Many Dalit students excel despite the obstacles, of course. But the obsession with so-called "merit" — as defined by standardized tests that are biased in favor of wealthier students — obscures the fact that most quota students are fighting their way out of small towns. Their parents have no money for expensive prep courses. And despite attending 10 years of school in a regional language, they're expected to make the transition to English without extra help.
"We want to break this myth of merit," Kumar said, referring again to Balmukund Bharti, whose parents are destitute laborers from one of India's poorest regions. "For us, the real merit is that a student from such a backward area and such a backward family, through working hard, made it to AIIMS at all."
Apparently, the university officials who would sympathize with that point of view are few and far between, suggests a health ministry-mandated investigation into discrimination at AIIMS led by Sukhadeo Thorat, a Dalit academic.
The Thorat Commission report found that the institute had not established legally required measures like a grievance cell for discrimination complaints or remedial programs to help low-caste students overcome language problems and other academic difficulties. Noting that half of a students' grade is based on "internal assessment" by instructors, the commission also found that Dalit students said their examiners made sure to inquire about their caste background, then made themselves inaccessible and spent less time with them than with their upper caste classmates.
AIIMS later formed its own committee to investigate the Thorat Commission's findings, and refuted them out of hand, filing suit in the Delhi High Court against the health minister, his secretary and three members of the Thorat committee, demanding around $10,000 in compensation for alleged defamatory remarks.

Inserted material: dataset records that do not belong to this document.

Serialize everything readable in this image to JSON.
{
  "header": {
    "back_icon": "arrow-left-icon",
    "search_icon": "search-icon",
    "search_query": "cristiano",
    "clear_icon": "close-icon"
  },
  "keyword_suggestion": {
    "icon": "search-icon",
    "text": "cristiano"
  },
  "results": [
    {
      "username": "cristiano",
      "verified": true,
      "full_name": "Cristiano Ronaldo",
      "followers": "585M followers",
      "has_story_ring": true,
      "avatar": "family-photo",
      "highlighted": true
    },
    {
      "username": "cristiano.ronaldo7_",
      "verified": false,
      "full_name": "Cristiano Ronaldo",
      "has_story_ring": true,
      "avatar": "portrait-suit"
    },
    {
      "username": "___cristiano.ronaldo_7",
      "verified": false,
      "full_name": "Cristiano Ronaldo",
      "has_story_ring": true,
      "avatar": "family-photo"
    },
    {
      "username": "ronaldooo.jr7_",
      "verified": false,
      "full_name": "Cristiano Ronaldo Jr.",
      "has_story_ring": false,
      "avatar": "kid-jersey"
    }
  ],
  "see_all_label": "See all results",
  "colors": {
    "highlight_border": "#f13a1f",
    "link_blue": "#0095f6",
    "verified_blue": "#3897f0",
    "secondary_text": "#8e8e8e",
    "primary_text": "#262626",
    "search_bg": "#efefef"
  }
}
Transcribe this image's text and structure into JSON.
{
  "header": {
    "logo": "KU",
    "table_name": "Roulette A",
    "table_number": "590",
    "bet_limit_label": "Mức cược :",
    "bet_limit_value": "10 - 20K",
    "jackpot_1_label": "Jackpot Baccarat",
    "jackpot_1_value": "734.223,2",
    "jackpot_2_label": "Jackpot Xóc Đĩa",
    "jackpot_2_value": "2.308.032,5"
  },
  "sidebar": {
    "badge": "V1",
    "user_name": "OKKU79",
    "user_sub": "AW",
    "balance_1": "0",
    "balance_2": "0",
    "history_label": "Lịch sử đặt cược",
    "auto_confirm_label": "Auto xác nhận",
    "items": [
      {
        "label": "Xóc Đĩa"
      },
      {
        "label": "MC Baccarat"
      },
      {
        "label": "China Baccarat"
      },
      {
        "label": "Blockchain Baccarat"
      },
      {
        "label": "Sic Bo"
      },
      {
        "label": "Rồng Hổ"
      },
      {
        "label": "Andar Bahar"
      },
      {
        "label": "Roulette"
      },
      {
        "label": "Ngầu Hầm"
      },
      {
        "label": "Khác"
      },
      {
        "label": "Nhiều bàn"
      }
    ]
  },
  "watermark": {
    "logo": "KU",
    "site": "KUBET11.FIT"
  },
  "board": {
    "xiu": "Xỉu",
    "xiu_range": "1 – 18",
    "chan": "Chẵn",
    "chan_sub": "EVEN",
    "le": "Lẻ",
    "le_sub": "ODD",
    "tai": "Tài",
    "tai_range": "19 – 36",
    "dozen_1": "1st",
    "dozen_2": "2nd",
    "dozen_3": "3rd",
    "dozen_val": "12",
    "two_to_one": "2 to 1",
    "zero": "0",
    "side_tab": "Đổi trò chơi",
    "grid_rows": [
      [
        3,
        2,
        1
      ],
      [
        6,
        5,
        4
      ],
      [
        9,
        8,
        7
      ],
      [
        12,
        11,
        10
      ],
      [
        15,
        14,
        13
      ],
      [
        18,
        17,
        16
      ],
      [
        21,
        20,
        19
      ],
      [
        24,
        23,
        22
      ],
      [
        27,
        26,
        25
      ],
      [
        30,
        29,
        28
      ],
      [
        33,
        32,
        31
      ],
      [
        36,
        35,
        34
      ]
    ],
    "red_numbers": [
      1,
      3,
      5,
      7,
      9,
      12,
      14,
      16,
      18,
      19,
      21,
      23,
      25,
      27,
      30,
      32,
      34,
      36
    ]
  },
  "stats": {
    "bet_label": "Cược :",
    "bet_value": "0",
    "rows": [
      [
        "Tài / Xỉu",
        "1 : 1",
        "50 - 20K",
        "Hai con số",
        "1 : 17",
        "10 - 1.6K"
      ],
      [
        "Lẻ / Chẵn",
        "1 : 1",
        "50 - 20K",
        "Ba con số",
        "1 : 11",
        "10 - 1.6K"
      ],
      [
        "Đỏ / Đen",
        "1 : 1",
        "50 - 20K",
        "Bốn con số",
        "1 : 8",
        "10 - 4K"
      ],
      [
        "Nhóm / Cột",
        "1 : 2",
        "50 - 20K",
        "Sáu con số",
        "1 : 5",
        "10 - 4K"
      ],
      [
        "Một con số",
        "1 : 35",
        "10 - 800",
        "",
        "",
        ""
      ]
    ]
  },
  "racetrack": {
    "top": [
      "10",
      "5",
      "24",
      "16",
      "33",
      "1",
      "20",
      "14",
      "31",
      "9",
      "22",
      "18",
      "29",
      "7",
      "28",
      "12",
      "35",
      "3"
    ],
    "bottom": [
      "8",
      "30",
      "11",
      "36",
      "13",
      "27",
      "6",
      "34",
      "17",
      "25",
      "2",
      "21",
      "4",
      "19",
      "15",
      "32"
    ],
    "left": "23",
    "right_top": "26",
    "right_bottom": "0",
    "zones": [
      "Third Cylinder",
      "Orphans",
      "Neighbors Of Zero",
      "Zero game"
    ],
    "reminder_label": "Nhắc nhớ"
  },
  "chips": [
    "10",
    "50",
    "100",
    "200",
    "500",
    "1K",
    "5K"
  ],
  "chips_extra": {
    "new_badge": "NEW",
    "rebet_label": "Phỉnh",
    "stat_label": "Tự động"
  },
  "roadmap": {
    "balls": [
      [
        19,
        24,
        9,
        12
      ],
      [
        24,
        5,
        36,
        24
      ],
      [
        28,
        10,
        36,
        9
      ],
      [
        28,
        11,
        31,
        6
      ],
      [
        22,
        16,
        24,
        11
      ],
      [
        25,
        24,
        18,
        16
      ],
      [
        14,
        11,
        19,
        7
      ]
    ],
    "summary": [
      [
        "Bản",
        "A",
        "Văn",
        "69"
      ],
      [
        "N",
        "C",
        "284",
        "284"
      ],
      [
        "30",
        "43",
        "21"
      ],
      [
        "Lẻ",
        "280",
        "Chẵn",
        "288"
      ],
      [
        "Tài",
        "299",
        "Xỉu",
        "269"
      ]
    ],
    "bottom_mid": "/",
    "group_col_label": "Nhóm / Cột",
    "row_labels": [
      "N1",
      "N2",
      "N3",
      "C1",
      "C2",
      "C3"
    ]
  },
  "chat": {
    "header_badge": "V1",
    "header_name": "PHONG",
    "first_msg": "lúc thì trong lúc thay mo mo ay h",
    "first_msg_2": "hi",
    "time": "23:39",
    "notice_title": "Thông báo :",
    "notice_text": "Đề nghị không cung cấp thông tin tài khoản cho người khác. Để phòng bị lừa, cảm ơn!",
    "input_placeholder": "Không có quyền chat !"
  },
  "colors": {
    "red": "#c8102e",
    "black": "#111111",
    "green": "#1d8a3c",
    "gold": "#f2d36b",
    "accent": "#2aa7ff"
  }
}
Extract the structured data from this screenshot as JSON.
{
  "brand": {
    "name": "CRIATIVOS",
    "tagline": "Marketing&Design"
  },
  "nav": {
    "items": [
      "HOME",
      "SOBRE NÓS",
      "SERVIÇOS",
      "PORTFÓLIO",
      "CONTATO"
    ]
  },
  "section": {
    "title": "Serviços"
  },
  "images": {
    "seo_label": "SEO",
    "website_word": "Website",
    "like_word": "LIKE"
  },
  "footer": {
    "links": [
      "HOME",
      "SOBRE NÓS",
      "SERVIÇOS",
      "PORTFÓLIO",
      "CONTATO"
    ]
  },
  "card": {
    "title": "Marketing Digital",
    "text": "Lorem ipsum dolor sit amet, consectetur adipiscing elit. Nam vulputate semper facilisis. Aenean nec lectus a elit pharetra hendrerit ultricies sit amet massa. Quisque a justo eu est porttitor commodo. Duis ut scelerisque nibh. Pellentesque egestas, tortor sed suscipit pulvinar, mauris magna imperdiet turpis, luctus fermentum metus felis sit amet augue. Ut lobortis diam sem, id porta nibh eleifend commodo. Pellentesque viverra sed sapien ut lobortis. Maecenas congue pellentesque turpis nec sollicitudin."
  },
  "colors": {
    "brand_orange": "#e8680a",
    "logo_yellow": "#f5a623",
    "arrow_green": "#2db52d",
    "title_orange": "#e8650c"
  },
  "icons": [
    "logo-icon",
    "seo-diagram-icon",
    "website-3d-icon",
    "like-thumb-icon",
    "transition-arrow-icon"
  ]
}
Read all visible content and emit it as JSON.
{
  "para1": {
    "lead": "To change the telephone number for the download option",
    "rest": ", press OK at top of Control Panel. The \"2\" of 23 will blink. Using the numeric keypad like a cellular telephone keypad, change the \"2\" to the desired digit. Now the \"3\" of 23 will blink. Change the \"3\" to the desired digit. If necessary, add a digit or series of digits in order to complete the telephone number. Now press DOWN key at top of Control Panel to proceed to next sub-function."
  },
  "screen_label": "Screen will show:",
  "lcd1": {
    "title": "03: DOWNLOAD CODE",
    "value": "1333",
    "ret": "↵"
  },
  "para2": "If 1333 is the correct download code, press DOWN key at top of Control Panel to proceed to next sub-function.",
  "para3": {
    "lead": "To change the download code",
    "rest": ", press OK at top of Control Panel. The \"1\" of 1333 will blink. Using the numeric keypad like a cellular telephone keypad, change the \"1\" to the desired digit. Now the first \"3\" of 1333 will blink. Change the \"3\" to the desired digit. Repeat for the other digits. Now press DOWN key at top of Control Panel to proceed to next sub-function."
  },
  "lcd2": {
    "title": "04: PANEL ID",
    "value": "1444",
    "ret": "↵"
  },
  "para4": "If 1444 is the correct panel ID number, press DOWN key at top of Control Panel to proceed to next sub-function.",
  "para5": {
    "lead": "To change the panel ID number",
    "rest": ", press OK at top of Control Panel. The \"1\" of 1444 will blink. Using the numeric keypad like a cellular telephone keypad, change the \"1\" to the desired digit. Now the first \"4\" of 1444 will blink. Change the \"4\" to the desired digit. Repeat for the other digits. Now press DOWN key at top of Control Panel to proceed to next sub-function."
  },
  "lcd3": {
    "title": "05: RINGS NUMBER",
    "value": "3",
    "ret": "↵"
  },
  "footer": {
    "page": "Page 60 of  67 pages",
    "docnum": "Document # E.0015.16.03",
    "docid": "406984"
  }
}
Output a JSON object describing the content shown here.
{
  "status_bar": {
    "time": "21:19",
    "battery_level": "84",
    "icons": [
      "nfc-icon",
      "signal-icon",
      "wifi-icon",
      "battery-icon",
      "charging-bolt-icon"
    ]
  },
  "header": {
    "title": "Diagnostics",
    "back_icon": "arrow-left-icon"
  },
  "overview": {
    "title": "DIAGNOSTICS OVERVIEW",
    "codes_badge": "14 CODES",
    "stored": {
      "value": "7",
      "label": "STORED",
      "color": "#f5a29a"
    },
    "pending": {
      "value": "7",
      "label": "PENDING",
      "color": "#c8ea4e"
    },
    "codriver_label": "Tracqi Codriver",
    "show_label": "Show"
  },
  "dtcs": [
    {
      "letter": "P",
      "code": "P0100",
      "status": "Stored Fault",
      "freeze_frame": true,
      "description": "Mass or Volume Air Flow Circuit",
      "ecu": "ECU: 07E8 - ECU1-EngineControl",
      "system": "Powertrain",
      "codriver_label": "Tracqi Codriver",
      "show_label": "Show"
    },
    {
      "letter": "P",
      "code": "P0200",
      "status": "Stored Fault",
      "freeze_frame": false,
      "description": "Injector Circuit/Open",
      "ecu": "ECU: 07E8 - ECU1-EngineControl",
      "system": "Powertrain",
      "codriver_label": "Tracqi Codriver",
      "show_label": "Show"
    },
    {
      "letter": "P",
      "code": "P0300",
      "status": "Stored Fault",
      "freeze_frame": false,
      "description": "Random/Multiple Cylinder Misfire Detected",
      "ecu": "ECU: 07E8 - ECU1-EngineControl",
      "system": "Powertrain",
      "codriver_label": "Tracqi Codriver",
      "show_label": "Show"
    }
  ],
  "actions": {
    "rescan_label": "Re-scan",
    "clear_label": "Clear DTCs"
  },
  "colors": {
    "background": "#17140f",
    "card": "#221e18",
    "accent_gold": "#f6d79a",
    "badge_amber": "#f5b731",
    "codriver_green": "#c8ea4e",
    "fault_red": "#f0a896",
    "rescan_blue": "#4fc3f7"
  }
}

So it's not surprising that the institution has implemented few, if any, of the Thorat Commission's recommendations, according to a source close to the situation.
But the Insight Foundation is not going to let the issue lie.
Fresh out of meetings with an official from India's Ministry of Social Justice and Empowerment — which is tasked with the fight against religion- and caste-based discrimination — Kumar said that the group is pushing the government to act, and plans a nationwide protest next month if it doesn't move swiftly enough.
Time could well be of the essence. When the government compelled GMC (Chandigarh) to get an independent group of professors to recheck the exam that Jaspreet Singh had failed, he passed with flying colors.
But a posthumous medical degree isn't worth much to his devastated family.
"We are still trying to get justice. We are still fighting in court," said Singh's sister. "[Professor] Goel should be dismissed and put behind bars so no other student faces something like this."